Coast to Coast -Wednesday 13th July - Day 8 - Keld to Reeth 11.75 miles
View from Crackpot Hall
I woke early after a really uncomfortable night in the tent, which was due to a number of factors. Firstly, the ground we were pitched on, although it had looked fine when we were pitching the tents, when I got into my sleeping bag, I realised there was a slight incline from head to toe as well as from left to right. This meant that not only did I keep sliding to the bottom of the tent but I was also rolling to one side. On top of this, I was cold! My sleeping bag is a lightweight 2/3 season one and had been fine up until now but during the night I had needed to get fully dressed and put my fleece on, just to enable me to sleep.
Blakethwaite Smelt Mill
Keld is around 1100ft above sea level and despite this being July, the temperature at this fairly elevated altitude had dipped sharply overnight. This wasn't helped by the campsite being situated in the bottom of a valley alongside a river.
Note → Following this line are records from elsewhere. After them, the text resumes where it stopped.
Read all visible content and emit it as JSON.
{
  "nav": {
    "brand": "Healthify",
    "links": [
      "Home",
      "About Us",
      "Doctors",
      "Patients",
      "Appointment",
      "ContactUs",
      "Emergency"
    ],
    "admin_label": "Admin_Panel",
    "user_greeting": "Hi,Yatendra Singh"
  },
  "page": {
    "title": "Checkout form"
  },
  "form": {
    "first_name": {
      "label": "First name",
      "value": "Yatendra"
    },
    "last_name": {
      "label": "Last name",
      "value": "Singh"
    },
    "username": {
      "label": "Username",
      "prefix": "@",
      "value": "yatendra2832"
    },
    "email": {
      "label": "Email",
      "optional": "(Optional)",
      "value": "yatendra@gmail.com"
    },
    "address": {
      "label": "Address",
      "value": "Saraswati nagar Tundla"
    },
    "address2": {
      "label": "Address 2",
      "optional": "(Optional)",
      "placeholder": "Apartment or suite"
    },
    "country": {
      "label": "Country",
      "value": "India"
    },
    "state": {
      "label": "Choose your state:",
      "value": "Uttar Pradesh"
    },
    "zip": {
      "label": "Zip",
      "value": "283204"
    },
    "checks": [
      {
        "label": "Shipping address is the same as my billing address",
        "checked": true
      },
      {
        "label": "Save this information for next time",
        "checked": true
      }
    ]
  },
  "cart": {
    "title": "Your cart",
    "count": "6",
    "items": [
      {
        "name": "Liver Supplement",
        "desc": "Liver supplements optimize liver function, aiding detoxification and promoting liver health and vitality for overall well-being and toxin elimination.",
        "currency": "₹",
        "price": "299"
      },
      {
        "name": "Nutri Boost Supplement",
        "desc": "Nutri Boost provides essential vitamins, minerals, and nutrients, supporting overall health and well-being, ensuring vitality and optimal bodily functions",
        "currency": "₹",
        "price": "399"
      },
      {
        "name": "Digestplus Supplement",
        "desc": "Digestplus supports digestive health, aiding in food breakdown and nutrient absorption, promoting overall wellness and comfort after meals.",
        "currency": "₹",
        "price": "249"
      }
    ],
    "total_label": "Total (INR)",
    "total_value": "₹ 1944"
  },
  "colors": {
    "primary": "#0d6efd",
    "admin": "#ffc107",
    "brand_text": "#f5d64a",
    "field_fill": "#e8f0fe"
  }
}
Upon returning home after the walk, I found a report on the internet from someone who had stayed in Keld the month before us and had been woken by the cold in the night and upon investigation discovered that his tent was covered in ice. And this was in June! To cap it all, when we emerged from the tents in the morning, there were swarms of midges to contend with. This is the same or very close relative of the Scottish midge and until you have experienced them, you have no idea what they are like. Imagine a cloud of virtually invisible vampires whose only interest is helping themselves to your blood then you start to get the picture. They get in everywhere that there is exposed skin and nothing deters them. There are numerous sprays that claim to protect against them but in my experience, these are of limited use against these demons. They will get in your ears, hair, nose and any available point where there is exposed skin. Alan, whose reaction to these bites was quite severe, hid in his tent until it was time for breakfast. Eventually, after lots of arm waving trying to fend them off, we managed to pack up our gear and head for the barn where our egg and bacon breakfast baguettes were served by the ever helpful Heather. After washing them down with mugs of tea, we collected our packed lunches, paid our bill and after bidding Heather farewell, set off to Keld village from where we would head into the hills.
The days route was a high level traverse through the remains of the Swaledale lead mining industry and we would be passing a number of old mines on the walk. As we left the village, we crossed a bridge over the River Swale and admired East Gill Force waterfall at the point where the Coast to Coast walk and the Pennine Way coincide. Passing the forlorn ruins of Crackpot Hall, a ruined farmhouse with a fabulous view down the River Swale, we climbed steeply up the East Gill from the ruins of the Swinnergill Mines, alongside a small stream tumbling down the hillside before joining a wide track across the top of the moors. The next few miles were peppered with the remains of old lead mines and many of the hillsides stripped bare by 'hushes', a man-made process used in mining whereby a dam is built at the top of a hill and water trapped behind it is released before rushing down the hillside and stripping away topsoil to reveal the minerals beneath. The remaining scene hereabouts was a strange mix of moorland views and industrial remains, as there were many old decaying mine buildings still in evidence.
After descending to the ruins of Blakethwaite Smelt Mill, we climbed out of the valley above more mine buildings and reached an area on top of the moors was where the spoil from the mines had been deposited, blanketing the moor in a deep covering of gravel. Here, no vegetation of any sort grows and it felt a little like walking through a quarry, although the access road to the area made for easy walking. From here, we followed a valley alongside a river to the Old Gang Smelt Mill where we stopped for lunch in the sunshine before continuing onto Surrender Bridge, which featured in the television programme 'All Creatures Great and Small'. Contouring around Calver Hill, we reached Reeth, our destination for the day, which is an attractive Dales village arranged around a large village green surrounded by pubs and shops. After locating the Orchard Caravan Park, we met with the owner, Peter who turned out to be just about the most friendly, accommodating person on the whole trip. He obviously had a soft spot for Coast to Coasters as he was charging them £1 less for overnight camping, but more than this, he actually had a number of Coast to Coast caravans specially set aside to save pitching tents and all for the same price! We gratefully accepted Peter's offer of the caravan and were delighted to have the luxury of running water and electricity. Okay, the caravan had seen better days but for £5 each a night, we weren't complaining! He even phoned ahead to Richmond for us to enable us to secure a booking in a guesthouse for the following day.
We went through the usual ritual of showering and washing clothes before strolling back to the village for a meal and a few beers. We headed for the Buck Hotel, which had been advertising itself along the route as the meet-up placefor Coast to Coasters. It was okay but we found it a little expensive and there was no sign of any Coast to Coasters so we adjourned to the Black Bull, which we preferred. After another beer, we strolled back to the campsite and although, at around 650ft, Reeth is only around half the height above sea level of Keld, it was still quite chilly. The caravans had no bedding so it was a case of using the sleeping bag on top of a double bed and I spent a second uncomfortable night as my sleeping bag struggled to cope with the drop in temperature.